Esther Bennett’s latest album, Home is Where The Art Is, is an innovative blend of poetry and music, interspersing swing, ballads, Latin and the smooth side of jazz with atmospheric spoken word and vocal percussion.
The journey begins with My Birmingham - a train trip to and through the artist’s home city, blending Didier Messidoro’s musical backdrop and Bennett’s words to take the listener from London to Birmingham, featuring scenes from Bennett’s childhood in the city centre, the Bullring, bus station and other salubrious locations. The album’s artwork, I believe, is a photograph of one of the art bricks placed in the paviors at the time of the Gas Street Basin’s restoration. As a visitor in the 1990s at the time of major works, I remember seeing these placed in locations along the canal, making me want to explore and discover more. This is much the same feeling I had whilst listening to this first track.
A complete change of scene next with Rio de Janeiro Blue, the Randy Crawford bossa nova is given a pared down treatment featuring a smouldering minor flute solo from Duncan Lamont Jr. and some light Rhodes piano to follow from Terence Collie.

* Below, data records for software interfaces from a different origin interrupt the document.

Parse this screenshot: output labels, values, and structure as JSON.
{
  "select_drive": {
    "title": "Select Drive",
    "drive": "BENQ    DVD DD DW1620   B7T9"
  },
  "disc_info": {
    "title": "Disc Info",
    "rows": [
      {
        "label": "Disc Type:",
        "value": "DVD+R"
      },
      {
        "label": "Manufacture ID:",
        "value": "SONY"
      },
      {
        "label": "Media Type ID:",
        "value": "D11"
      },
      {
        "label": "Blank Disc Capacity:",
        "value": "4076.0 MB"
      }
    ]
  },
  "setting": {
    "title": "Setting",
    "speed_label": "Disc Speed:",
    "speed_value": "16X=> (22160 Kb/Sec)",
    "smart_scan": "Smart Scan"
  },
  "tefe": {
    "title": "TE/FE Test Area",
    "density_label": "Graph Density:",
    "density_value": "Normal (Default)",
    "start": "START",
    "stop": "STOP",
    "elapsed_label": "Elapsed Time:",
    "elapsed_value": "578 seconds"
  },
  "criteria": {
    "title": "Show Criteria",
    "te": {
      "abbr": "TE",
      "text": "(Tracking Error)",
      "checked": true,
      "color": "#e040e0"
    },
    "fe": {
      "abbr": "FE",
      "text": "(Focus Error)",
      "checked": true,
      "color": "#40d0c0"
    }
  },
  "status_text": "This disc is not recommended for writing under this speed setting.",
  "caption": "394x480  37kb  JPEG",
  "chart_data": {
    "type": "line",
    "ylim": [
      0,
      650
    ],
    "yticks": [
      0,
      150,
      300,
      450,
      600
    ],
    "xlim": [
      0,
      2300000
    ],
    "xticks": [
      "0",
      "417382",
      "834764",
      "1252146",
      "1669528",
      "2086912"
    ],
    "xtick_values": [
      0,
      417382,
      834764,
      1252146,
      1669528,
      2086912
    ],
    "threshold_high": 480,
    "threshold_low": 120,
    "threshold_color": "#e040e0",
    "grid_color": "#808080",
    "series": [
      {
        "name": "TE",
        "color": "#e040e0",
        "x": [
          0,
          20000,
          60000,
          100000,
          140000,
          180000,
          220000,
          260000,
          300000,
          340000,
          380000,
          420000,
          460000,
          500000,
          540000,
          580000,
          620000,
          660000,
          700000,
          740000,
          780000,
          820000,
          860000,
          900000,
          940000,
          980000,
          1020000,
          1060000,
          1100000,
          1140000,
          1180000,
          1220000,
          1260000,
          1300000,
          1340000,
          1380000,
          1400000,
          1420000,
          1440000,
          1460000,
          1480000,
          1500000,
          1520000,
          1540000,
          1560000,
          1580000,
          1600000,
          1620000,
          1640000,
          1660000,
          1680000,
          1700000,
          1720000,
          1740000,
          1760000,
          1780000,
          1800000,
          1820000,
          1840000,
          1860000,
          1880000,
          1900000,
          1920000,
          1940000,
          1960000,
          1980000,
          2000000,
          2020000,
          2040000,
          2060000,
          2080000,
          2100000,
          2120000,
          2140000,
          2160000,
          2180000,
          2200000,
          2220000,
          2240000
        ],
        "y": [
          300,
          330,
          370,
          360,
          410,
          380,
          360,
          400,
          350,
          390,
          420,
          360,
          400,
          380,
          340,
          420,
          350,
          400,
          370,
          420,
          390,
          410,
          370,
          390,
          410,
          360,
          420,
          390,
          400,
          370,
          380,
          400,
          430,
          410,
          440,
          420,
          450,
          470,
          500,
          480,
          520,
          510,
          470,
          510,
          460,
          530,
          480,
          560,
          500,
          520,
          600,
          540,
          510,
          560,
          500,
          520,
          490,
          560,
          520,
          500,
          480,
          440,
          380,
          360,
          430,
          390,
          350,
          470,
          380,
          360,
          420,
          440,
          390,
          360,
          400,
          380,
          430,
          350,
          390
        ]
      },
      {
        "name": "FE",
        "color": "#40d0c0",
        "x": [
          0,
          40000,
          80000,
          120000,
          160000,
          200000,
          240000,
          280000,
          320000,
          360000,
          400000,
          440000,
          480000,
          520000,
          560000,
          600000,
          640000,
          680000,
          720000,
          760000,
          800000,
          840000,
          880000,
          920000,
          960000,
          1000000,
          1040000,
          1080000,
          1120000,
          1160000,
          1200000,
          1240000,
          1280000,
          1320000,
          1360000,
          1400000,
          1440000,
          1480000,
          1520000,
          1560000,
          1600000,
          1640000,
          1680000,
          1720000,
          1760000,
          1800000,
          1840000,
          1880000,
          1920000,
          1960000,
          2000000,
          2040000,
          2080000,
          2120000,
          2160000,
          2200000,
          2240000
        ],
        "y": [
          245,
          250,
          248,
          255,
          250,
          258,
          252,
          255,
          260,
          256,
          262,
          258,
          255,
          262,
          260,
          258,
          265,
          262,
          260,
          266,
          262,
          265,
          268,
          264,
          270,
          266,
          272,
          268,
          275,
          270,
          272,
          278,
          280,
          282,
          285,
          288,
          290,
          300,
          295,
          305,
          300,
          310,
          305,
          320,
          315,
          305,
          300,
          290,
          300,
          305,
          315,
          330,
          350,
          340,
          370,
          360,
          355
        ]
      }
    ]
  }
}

Watch a video of Esther singing Rio de Janeiro Blue live at the Hampstead Jazz Club here.
Lush Life Medley begins with voice and piano plus some atmospheric pad backing. It blends Amy Winehouse’s Love is a Losing Game with the evergreen Billy Strayhorn standard. These are two songs with a very similar sentiment, presented effectively together in a melancholic frame.
Suppose is a love poem with another of Messidoro’s reverberant musical backdrops, Bennett reading the words of her poet mother, Dorothy M Bennett. She asks questions of a lover, using spoken word, breath sounds and later sung words, to great effect conveying the message of having found the love of one’s life, yet questioning or perhaps marvelling at the good fortune of the reader.

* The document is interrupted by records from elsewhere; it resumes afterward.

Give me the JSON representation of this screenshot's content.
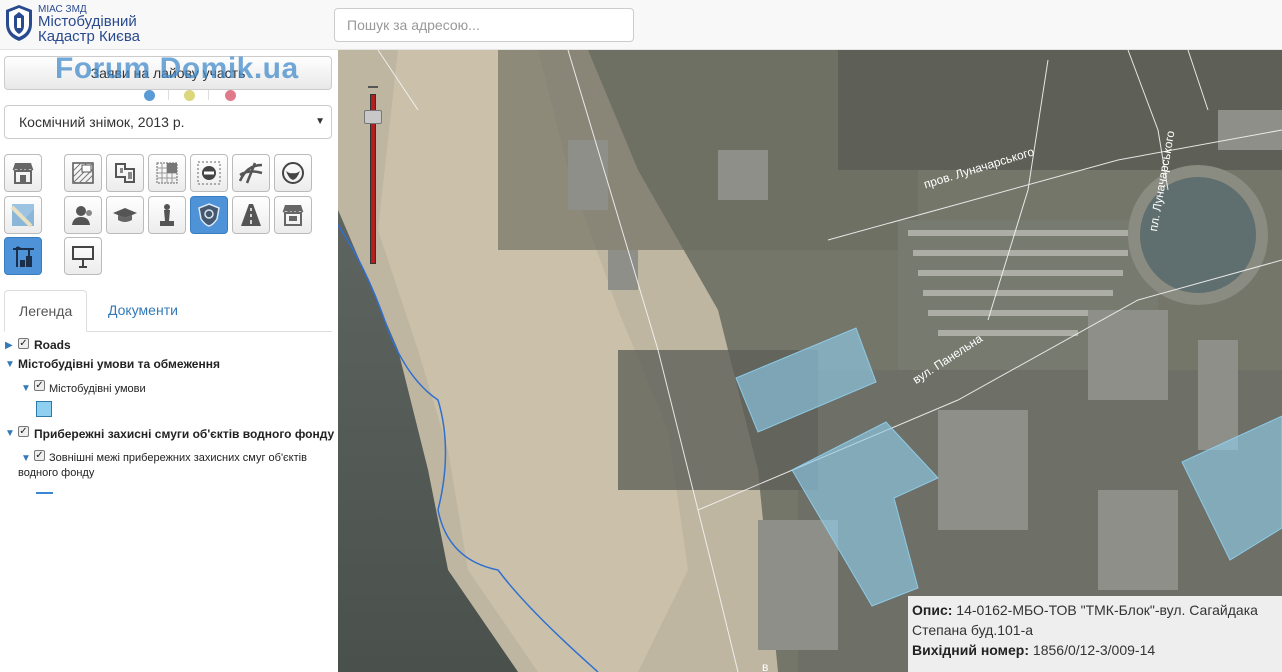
{
  "header": {
    "logo_small": "МІАС ЗМД",
    "logo_line1": "Містобудівний",
    "logo_line2": "Кадастр Києва",
    "search_placeholder": "Пошук за адресою..."
  },
  "sidebar": {
    "proposal_button": "Заяви на лайову участь",
    "watermark": "Forum Domik.ua",
    "watermark_colors": [
      "#5b9bd5",
      "#dcd77a",
      "#e07a8a"
    ],
    "basemap": "Космічний знімок, 2013 р.",
    "layer_buttons": [
      {
        "icon": "shop-icon",
        "active": false
      },
      {
        "icon": "hatched-plan-icon",
        "active": false
      },
      {
        "icon": "puzzle-plan-icon",
        "active": false
      },
      {
        "icon": "grid-plan-icon",
        "active": false
      },
      {
        "icon": "no-entry-icon",
        "active": false
      },
      {
        "icon": "road-junction-icon",
        "active": false
      },
      {
        "icon": "globe-outline-icon",
        "active": false
      },
      {
        "icon": "map-icon",
        "active": false
      },
      {
        "icon": "person-icon",
        "active": false
      },
      {
        "icon": "graduation-cap-icon",
        "active": false
      },
      {
        "icon": "monument-icon",
        "active": false
      },
      {
        "icon": "police-badge-icon",
        "active": true
      },
      {
        "icon": "road-icon",
        "active": false
      },
      {
        "icon": "market-icon",
        "active": false
      },
      {
        "icon": "construction-crane-icon",
        "active": true
      },
      {
        "icon": "billboard-icon",
        "active": false
      }
    ],
    "tabs": [
      {
        "label": "Легенда",
        "active": true
      },
      {
        "label": "Документи",
        "active": false
      }
    ],
    "legend": {
      "roads": "Roads",
      "urban_conditions_group": "Містобудівні умови та обмеження",
      "urban_conditions": "Містобудівні умови",
      "water_protection_group": "Прибережні захисні смуги об'єктів водного фонду",
      "water_protection_bounds_line1": "Зовнішні межі прибережних захисних смуг об'єктів",
      "water_protection_bounds_line2": "водного фонду",
      "urban_conditions_color": "#8fd0f0",
      "water_protection_color": "#3a86d0"
    }
  },
  "map": {
    "street_lunacharskoho_lane": "пров. Луначарського",
    "square_lunacharskoho": "пл. Луначарського",
    "street_panelnia": "вул. Панельна",
    "street_bottom": "в",
    "info": {
      "description_label": "Опис:",
      "description_value": "14-0162-МБО-ТОВ \"ТМК-Блок\"-вул. Сагайдака",
      "description_value_cont": "Степана буд.101-а",
      "number_label": "Вихідний номер:",
      "number_value": "1856/0/12-3/009-14"
    },
    "polygon_fill": "#8fd0f0"
  }
}
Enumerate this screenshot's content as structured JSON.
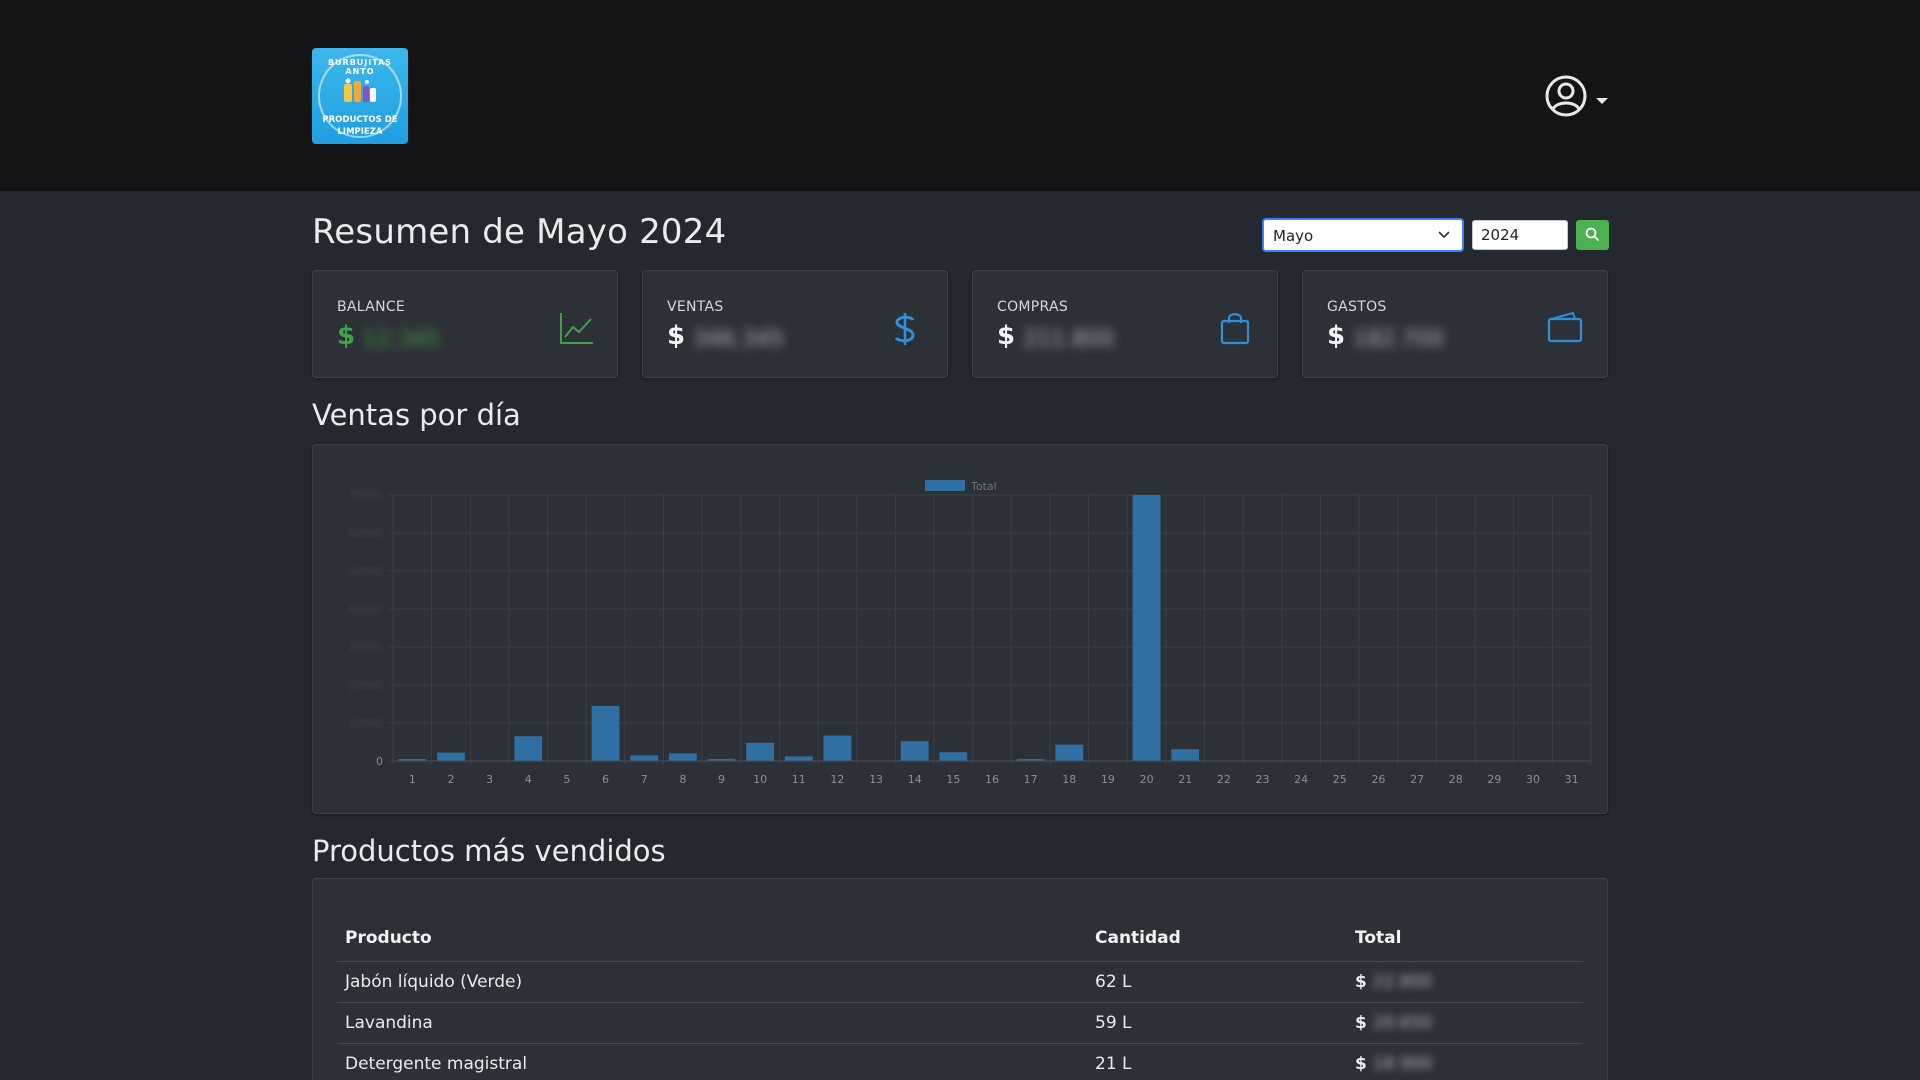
{
  "loading_bar": {
    "progress": 0.2
  },
  "header": {
    "logo": {
      "line1": "BURBUJITAS ANTO",
      "line2": "PRODUCTOS DE",
      "line3": "LIMPIEZA"
    },
    "user_icon": "user-circle-icon"
  },
  "page": {
    "title": "Resumen de Mayo 2024",
    "month_selected": "Mayo",
    "year_value": "2024",
    "search_icon": "search-icon"
  },
  "cards": [
    {
      "label": "BALANCE",
      "currency": "$",
      "value": "12.345",
      "icon": "chart-line-icon",
      "color": "#43a047"
    },
    {
      "label": "VENTAS",
      "currency": "$",
      "value": "346.345",
      "icon": "dollar-icon",
      "color": "#2f8fd8"
    },
    {
      "label": "COMPRAS",
      "currency": "$",
      "value": "211.800",
      "icon": "shopping-bag-icon",
      "color": "#2f8fd8"
    },
    {
      "label": "GASTOS",
      "currency": "$",
      "value": "182.700",
      "icon": "wallet-icon",
      "color": "#2f8fd8"
    }
  ],
  "sales_section": {
    "title": "Ventas por día"
  },
  "chart_data": {
    "type": "bar",
    "legend": [
      "Total"
    ],
    "legend_position": "top",
    "categories": [
      "1",
      "2",
      "3",
      "4",
      "5",
      "6",
      "7",
      "8",
      "9",
      "10",
      "11",
      "12",
      "13",
      "14",
      "15",
      "16",
      "17",
      "18",
      "19",
      "20",
      "21",
      "22",
      "23",
      "24",
      "25",
      "26",
      "27",
      "28",
      "29",
      "30",
      "31"
    ],
    "series": [
      {
        "name": "Total",
        "color": "#2f6fa3",
        "values": [
          500,
          2200,
          0,
          6500,
          0,
          14500,
          1500,
          2000,
          500,
          4800,
          1200,
          6700,
          0,
          5200,
          2300,
          0,
          500,
          4300,
          0,
          70000,
          3100,
          0,
          0,
          0,
          0,
          0,
          0,
          0,
          0,
          0,
          0
        ]
      }
    ],
    "ylim": [
      0,
      70000
    ],
    "yticks": [
      "0",
      "10000",
      "20000",
      "30000",
      "40000",
      "50000",
      "60000",
      "70000"
    ],
    "grid": true
  },
  "products_section": {
    "title": "Productos más vendidos",
    "columns": [
      "Producto",
      "Cantidad",
      "Total"
    ],
    "rows": [
      {
        "product": "Jabón líquido (Verde)",
        "qty": "62 L",
        "currency": "$",
        "total": "22.800"
      },
      {
        "product": "Lavandina",
        "qty": "59 L",
        "currency": "$",
        "total": "20.650"
      },
      {
        "product": "Detergente magistral",
        "qty": "21 L",
        "currency": "$",
        "total": "18.900"
      }
    ]
  }
}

Mother’s Yorkshire is another Dorothy M Bennett poem tracing her Northern roots and has a tasteful background provided by saxophone and synth pad sounds. Envisaged as a stark depiction of the Dales in that lonely part of the world where Dorothy was brought up by a single parent,
Blissful Fool, based on the chord changes of the jazz standard All of Me, featuring Bennett’s singing voice this time, first brought to mind Mose Allison’s Mind on Vacation, albeit with a different slant; one of the abandonment of rational thought whilst on a journey of romantic discovery rather than Allison’s acerbic blabbermouth putdown. A fun tongue twister of a tune, again featuring Collie’s fine piano accompaniment and soloing.

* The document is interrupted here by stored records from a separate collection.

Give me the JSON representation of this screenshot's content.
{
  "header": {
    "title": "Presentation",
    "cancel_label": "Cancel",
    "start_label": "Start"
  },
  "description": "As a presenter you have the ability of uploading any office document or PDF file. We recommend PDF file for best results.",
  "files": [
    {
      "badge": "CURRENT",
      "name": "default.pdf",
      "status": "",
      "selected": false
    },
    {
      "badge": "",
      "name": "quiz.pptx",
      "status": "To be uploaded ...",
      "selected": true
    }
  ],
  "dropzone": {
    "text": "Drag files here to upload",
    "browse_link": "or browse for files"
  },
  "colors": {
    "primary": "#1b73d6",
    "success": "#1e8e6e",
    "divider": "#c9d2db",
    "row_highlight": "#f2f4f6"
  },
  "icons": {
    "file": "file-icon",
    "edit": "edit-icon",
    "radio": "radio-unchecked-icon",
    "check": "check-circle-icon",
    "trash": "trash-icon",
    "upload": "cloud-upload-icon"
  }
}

The Maintenance Fitter, introduced by icicle-laden piano drops and with Bennett’s voice effected with old radio overtones, tells the story of Bennett’s father in his final days. Poignant and resonant, it describes his generation and their understated attitudes to life paired with a touching tale of decline and ultimately, loss. Bennett perceptively likens her father’s body’s breakdown to that of the machines he spent his life maintaining in an automotive component supplier’s workshop.
Bringing the mood up again finally and spectacularly, is the samba treatment of the standard You Go To My Head, with more jaunty flute in lovely latin mode from Lamont, dancing over percussive Rhodes piano from Collie.
Home is Where the Art Is contains an eclectic mix of melody, poetry, and soundscapes. It is a highly individual album the like of which I have not experienced. One for a rainy afternoon, perhaps, as it evokes emotions across the board, but brings a lightness of touch to those tracks which require it. The musicians never ‘over play’ – Bennett herself does not ‘over sing’, giving each piece the attention it deserves without unnecessary milking of emotions or sentiments. This album is indeed a reflection of Bennett’s upbeat attitude to life. The EPK has her final comment as “Here’s to Life!!”
I’ll raise a glass to that.